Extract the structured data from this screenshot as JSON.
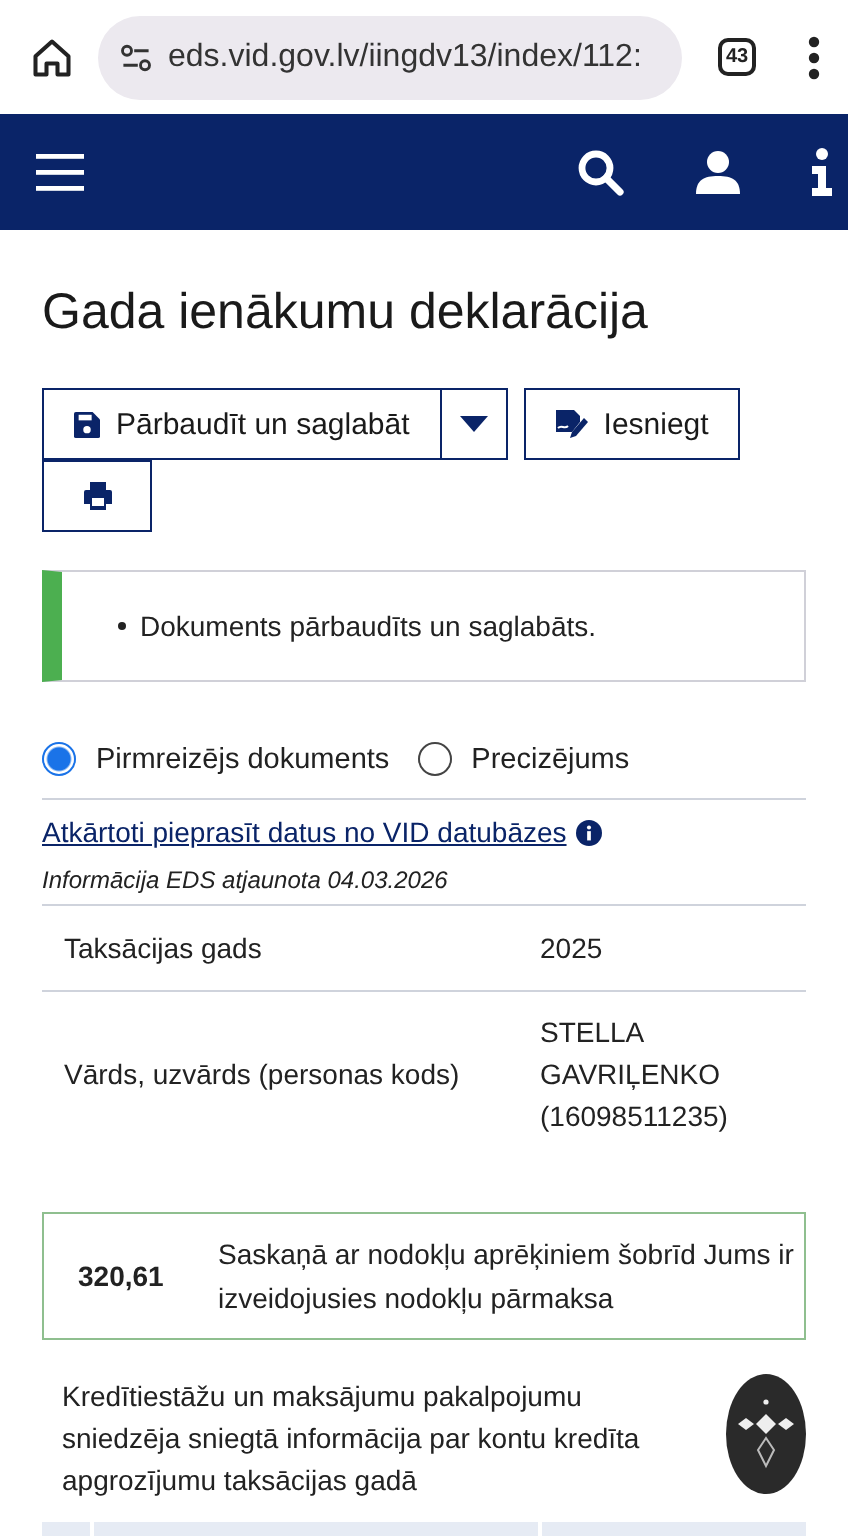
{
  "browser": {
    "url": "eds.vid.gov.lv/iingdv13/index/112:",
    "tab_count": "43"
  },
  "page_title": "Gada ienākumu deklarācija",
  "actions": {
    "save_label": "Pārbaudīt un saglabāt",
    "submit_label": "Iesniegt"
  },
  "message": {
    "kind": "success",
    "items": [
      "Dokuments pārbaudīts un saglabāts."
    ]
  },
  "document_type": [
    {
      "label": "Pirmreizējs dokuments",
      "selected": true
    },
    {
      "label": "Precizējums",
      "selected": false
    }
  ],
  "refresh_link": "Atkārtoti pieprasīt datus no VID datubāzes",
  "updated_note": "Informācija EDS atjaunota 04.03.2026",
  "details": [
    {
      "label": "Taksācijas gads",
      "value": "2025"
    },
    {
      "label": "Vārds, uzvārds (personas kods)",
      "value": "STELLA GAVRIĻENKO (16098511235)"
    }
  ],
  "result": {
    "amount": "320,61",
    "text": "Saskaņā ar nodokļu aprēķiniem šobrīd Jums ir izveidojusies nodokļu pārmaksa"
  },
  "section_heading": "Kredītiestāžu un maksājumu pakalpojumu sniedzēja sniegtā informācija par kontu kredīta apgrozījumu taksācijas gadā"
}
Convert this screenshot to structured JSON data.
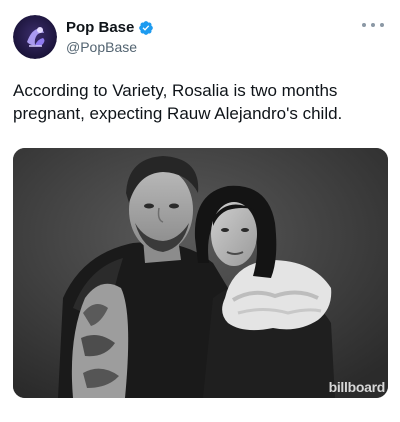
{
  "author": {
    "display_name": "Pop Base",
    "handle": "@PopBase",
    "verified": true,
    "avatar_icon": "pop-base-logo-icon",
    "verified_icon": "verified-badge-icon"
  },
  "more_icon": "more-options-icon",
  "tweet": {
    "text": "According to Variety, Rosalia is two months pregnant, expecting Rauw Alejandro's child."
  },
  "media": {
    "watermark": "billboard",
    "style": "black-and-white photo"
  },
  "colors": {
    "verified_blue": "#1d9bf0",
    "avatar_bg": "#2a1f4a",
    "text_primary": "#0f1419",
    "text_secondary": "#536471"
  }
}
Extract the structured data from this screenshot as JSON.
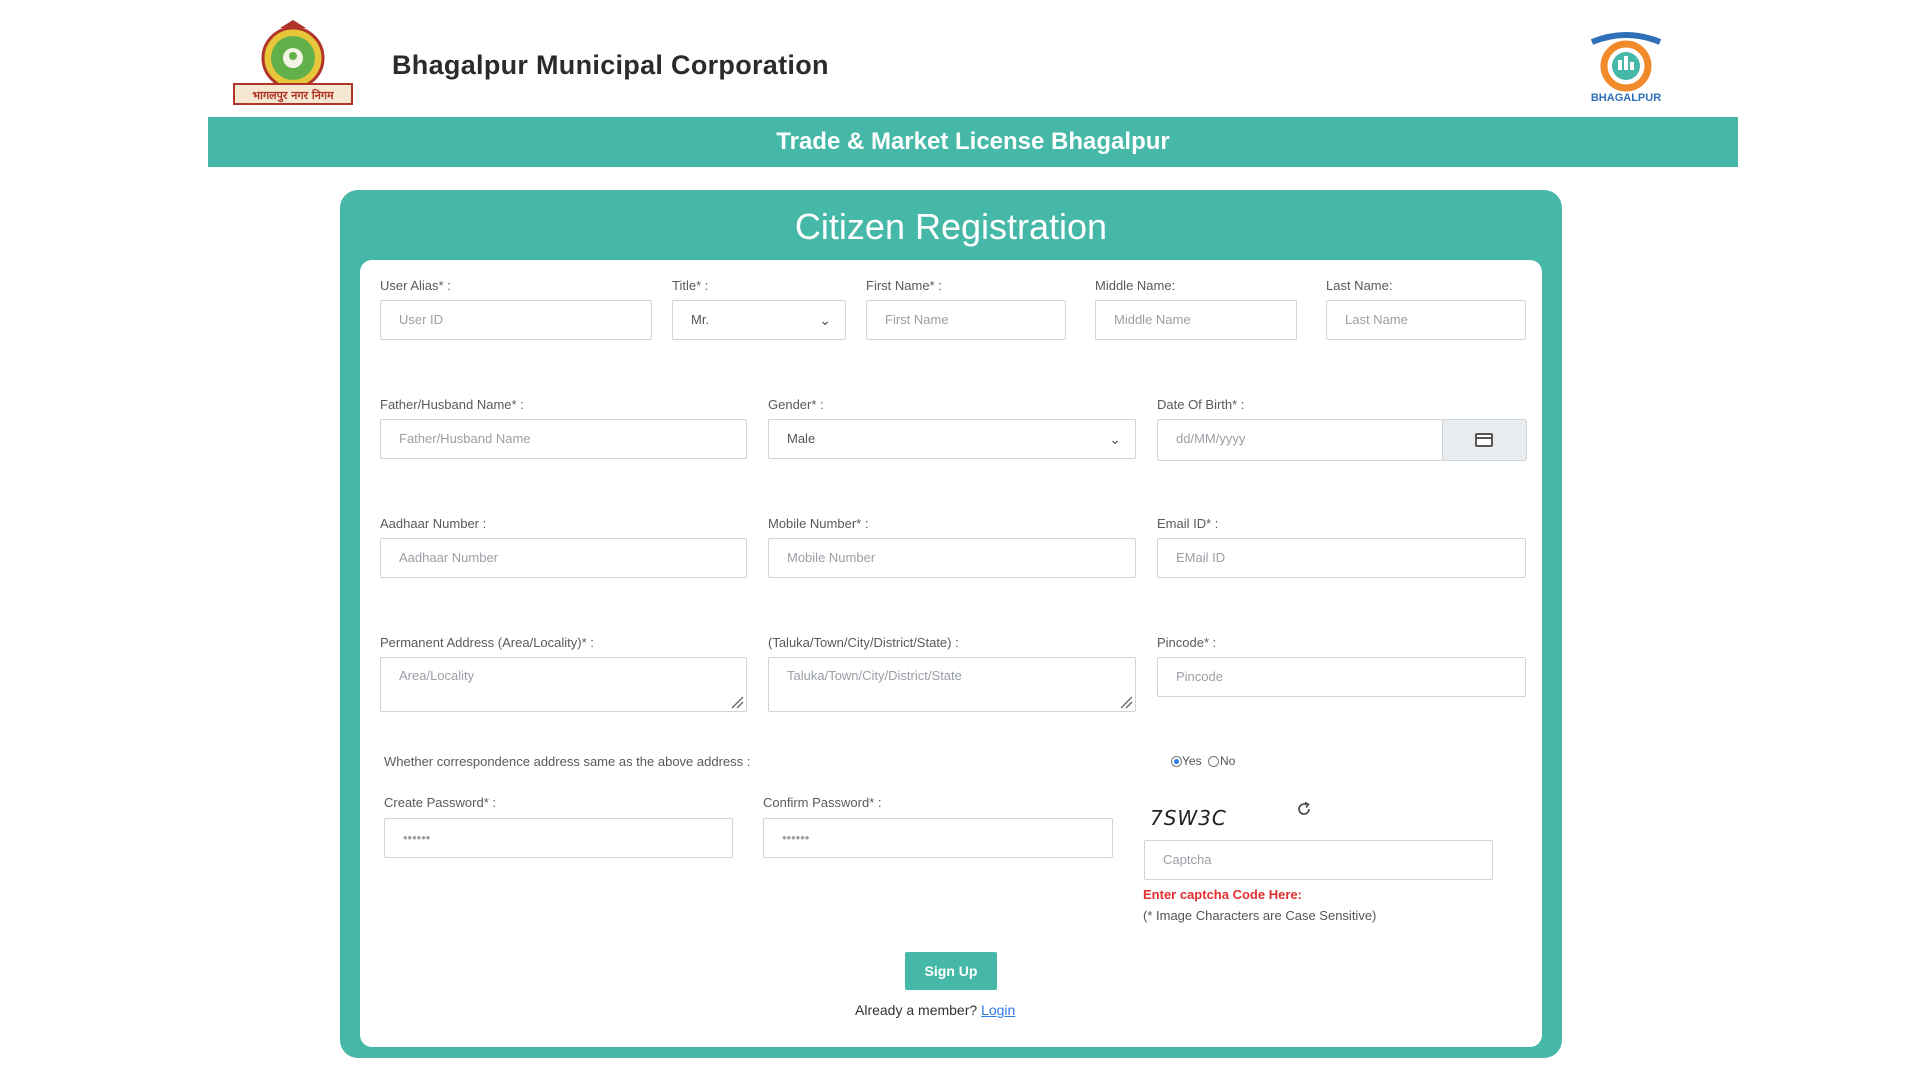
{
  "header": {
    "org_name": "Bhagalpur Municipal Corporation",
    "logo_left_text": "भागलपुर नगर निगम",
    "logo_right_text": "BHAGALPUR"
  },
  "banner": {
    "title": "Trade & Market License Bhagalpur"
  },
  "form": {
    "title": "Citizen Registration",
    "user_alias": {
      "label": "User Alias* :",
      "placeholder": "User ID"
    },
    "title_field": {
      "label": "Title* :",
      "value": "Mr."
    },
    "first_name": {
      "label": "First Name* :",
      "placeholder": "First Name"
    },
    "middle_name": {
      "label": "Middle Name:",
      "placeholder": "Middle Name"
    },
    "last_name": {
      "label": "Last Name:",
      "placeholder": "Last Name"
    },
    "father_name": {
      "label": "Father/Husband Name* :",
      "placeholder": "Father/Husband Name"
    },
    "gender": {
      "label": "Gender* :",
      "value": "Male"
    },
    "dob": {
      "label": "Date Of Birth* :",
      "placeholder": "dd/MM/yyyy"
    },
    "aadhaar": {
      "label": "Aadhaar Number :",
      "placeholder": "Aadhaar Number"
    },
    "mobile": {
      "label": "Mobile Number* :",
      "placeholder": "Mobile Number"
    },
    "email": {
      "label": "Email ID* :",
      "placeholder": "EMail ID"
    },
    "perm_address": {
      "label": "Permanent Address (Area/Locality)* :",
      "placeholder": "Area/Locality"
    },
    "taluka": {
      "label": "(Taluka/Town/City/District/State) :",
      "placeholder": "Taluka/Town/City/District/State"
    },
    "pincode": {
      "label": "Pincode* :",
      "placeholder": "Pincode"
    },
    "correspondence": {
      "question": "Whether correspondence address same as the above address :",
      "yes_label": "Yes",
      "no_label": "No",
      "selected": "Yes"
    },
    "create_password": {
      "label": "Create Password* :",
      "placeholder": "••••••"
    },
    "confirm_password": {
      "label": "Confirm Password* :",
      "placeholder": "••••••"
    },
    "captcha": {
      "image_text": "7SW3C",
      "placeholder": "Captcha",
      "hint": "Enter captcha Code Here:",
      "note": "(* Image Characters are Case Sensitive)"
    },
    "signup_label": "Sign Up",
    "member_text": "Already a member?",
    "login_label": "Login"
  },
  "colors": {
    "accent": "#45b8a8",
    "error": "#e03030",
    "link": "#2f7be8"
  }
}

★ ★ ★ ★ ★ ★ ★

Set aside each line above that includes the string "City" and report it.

      "label": "(Taluka/Town/City/District/State) :",
      "placeholder": "Taluka/Town/City/District/State"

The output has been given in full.